Yellow Peep box
Marshmallow mocks
Left over from Easter
No one would eat‘er
Tossed in the can
With bacon drip pan
Apple core bran
Muffins and spam
Milk carton crush
A rotten tooth brush
With no one there
Along came a bear
Smelling the air
Tipped over the bin
Potpourri from within
Strewn here and there
Delighting said bear
For all but the Peeps
Which no smart bear eats

The good news about being so many days behind in the NaPoWriMo challenge is that I will have plenty of left over prompts to get me through the next couple months. Today’s challenge is to write a Skeltonic verse. No skeletons involved. Rather, Skeltonic verse gets its name from John Skelton, a fifteenth-century English poet who pioneered the use of short stanzas with irregular meter, but two strong stresses per line (otherwise know as “dipodic” or “two-footed” verse). The lines rhyme, but there’s not a rhyme scheme per se. The poet simply rhymes against one word until he or she gets bored and moves on to another. Dipodc….not sure I got it.

By the way, this Peep-Bear story is true.

Cross the Line

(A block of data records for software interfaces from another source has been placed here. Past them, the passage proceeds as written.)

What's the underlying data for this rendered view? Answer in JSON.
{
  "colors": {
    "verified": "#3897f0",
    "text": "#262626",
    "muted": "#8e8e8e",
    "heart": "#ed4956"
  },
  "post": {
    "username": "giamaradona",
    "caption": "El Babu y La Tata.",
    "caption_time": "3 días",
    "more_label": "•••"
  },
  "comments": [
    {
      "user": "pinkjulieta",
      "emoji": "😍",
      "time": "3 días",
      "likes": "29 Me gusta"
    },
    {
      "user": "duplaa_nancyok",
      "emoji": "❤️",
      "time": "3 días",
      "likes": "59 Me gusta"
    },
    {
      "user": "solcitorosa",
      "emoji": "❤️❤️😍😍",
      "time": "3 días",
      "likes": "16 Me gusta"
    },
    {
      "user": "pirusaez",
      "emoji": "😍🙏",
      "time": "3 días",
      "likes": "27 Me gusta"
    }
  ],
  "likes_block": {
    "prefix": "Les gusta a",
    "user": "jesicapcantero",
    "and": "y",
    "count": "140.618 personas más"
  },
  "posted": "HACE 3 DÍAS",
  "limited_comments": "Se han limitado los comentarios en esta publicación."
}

I cross the line
With worried winded final push
Uphill slog, eye on the time
Water bottle’s empty slug
Wipe a salted brow
Ignore the blisters my toenails dug
Scamper to the music
Plug in ears, plug in my tunes
Feeling alive my gliding gate cruise
Herded storming bovine
We are off in a burst
I cross the line

Day 28 of the NaPoWriMo Challenge. Today’s challenge is to write a poem that tells a story. But here’s the twist – the story should be told backwards. The first line should say what happened last, and work its way through the past until you get to the beginning.

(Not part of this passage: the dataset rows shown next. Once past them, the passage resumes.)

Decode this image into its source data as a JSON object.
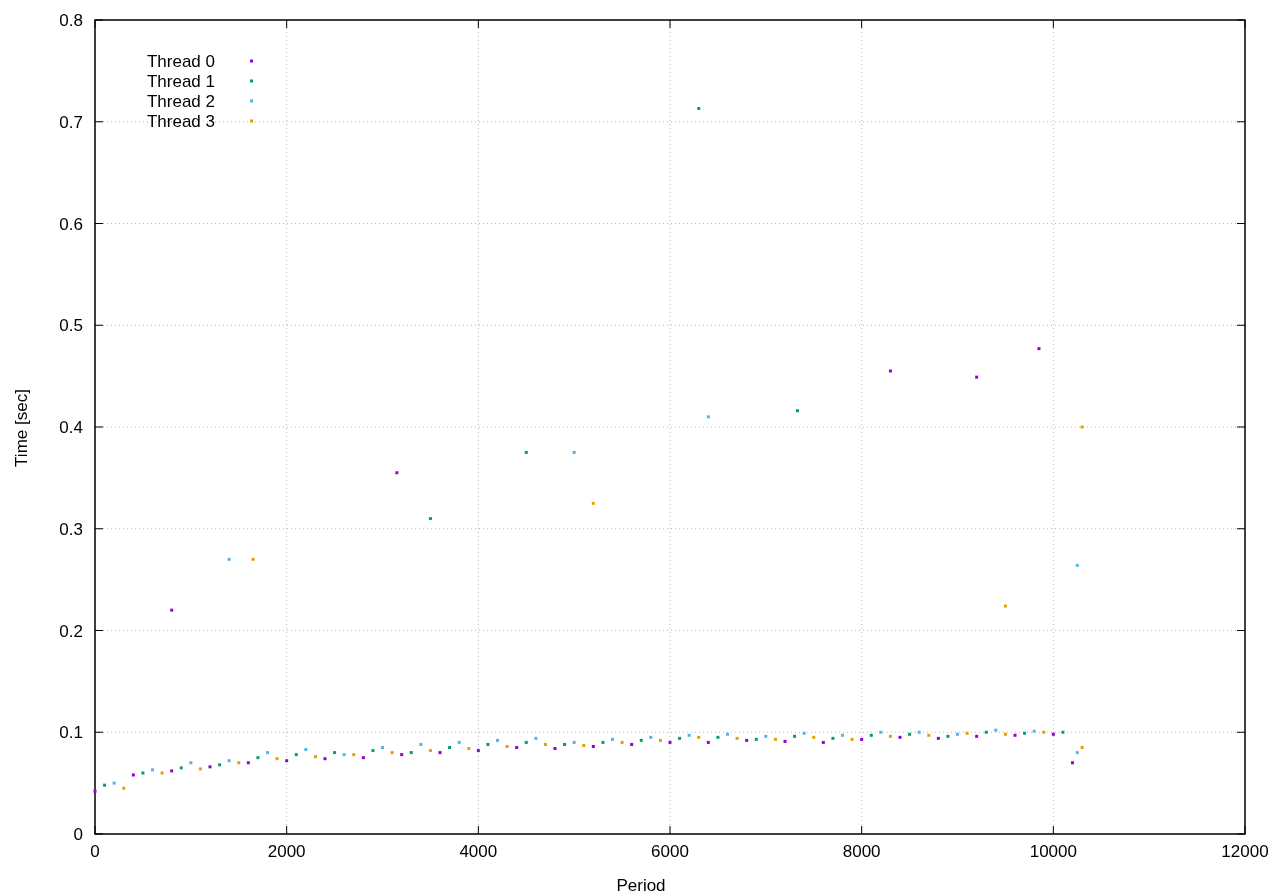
{
  "chart_data": {
    "type": "scatter",
    "grid": true,
    "legend": true,
    "xlabel": "Period",
    "ylabel": "Time [sec]",
    "xlim": [
      0,
      12000
    ],
    "ylim": [
      0,
      0.8
    ],
    "xticks": [
      0,
      2000,
      4000,
      6000,
      8000,
      10000,
      12000
    ],
    "yticks": [
      {
        "value": 0,
        "label": "0"
      },
      {
        "value": 0.1,
        "label": "0.1"
      },
      {
        "value": 0.2,
        "label": "0.2"
      },
      {
        "value": 0.3,
        "label": "0.3"
      },
      {
        "value": 0.4,
        "label": "0.4"
      },
      {
        "value": 0.5,
        "label": "0.5"
      },
      {
        "value": 0.6,
        "label": "0.6"
      },
      {
        "value": 0.7,
        "label": "0.7"
      },
      {
        "value": 0.8,
        "label": "0.8"
      }
    ],
    "series": [
      {
        "name": "Thread 0",
        "color": "#9400d3",
        "x": [
          0,
          400,
          800,
          1200,
          1600,
          2000,
          2400,
          2800,
          3200,
          3600,
          4000,
          4400,
          4800,
          5200,
          5600,
          6000,
          6400,
          6800,
          7200,
          7600,
          8000,
          8400,
          8800,
          9200,
          9600,
          10000,
          10200,
          3150,
          8300,
          9850,
          9200,
          800
        ],
        "values": [
          0.042,
          0.058,
          0.062,
          0.066,
          0.07,
          0.072,
          0.074,
          0.075,
          0.078,
          0.08,
          0.082,
          0.085,
          0.084,
          0.086,
          0.088,
          0.09,
          0.09,
          0.092,
          0.091,
          0.09,
          0.093,
          0.095,
          0.094,
          0.096,
          0.097,
          0.098,
          0.07,
          0.355,
          0.455,
          0.477,
          0.449,
          0.22
        ]
      },
      {
        "name": "Thread 1",
        "color": "#009e73",
        "x": [
          100,
          500,
          900,
          1300,
          1700,
          2100,
          2500,
          2900,
          3300,
          3700,
          4100,
          4500,
          4900,
          5300,
          5700,
          6100,
          6500,
          6900,
          7300,
          7700,
          8100,
          8500,
          8900,
          9300,
          9700,
          10100,
          6300,
          7330,
          3500,
          4500
        ],
        "values": [
          0.048,
          0.06,
          0.065,
          0.068,
          0.075,
          0.078,
          0.08,
          0.082,
          0.08,
          0.085,
          0.088,
          0.09,
          0.088,
          0.09,
          0.092,
          0.094,
          0.095,
          0.093,
          0.096,
          0.094,
          0.097,
          0.098,
          0.096,
          0.1,
          0.099,
          0.1,
          0.713,
          0.416,
          0.31,
          0.375
        ]
      },
      {
        "name": "Thread 2",
        "color": "#56b4e9",
        "x": [
          200,
          600,
          1000,
          1400,
          1800,
          2200,
          2600,
          3000,
          3400,
          3800,
          4200,
          4600,
          5000,
          5400,
          5800,
          6200,
          6600,
          7000,
          7400,
          7800,
          8200,
          8600,
          9000,
          9400,
          9800,
          10250,
          1400,
          5000,
          10250,
          6400
        ],
        "values": [
          0.05,
          0.063,
          0.07,
          0.072,
          0.08,
          0.083,
          0.078,
          0.085,
          0.088,
          0.09,
          0.092,
          0.094,
          0.09,
          0.093,
          0.095,
          0.097,
          0.098,
          0.096,
          0.099,
          0.097,
          0.1,
          0.1,
          0.098,
          0.102,
          0.101,
          0.08,
          0.27,
          0.375,
          0.264,
          0.41
        ]
      },
      {
        "name": "Thread 3",
        "color": "#e69f00",
        "x": [
          300,
          700,
          1100,
          1500,
          1900,
          2300,
          2700,
          3100,
          3500,
          3900,
          4300,
          4700,
          5100,
          5500,
          5900,
          6300,
          6700,
          7100,
          7500,
          7900,
          8300,
          8700,
          9100,
          9500,
          9900,
          10300,
          1650,
          9500,
          10300,
          5200
        ],
        "values": [
          0.045,
          0.06,
          0.064,
          0.07,
          0.074,
          0.076,
          0.078,
          0.08,
          0.082,
          0.084,
          0.086,
          0.088,
          0.087,
          0.09,
          0.092,
          0.095,
          0.094,
          0.093,
          0.095,
          0.093,
          0.096,
          0.097,
          0.099,
          0.098,
          0.1,
          0.085,
          0.27,
          0.224,
          0.4,
          0.325
        ]
      }
    ]
  }
}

No Hands

Three miles left
They cry, “You’re almost there”
Greet me, you rise to meet me
Cross river in your care
Where hooves have tread
And rail cars rattled
Deliver me safely over
White water paddled
Far behind lie canyon miles
Scampered, clamored, fought and won
Dream complete day and night
And rising second sun
Now clomp and stomp
A silhouette on shadowed ridge
Towards finish line I come
As I cross No Hands Bridge

Welcome to Day 28 of the NaPoWriMo Challenge. Today’s challenge is to write a poem about bridges. A bridge is a powerful metaphor, and when you start looking for bridges in poems, you find them everywhere. Your poem could be about a real bridge or an imaginary or ideal bridge.

It seems appropriate to write about No Hands Bridge today as I will be finishing Western States 100 two months from today. It is the culmination of many years of running and my last big challenge. No Hands is the symbolic home stretch of the race. Once you cross it, you are almost there.
no hands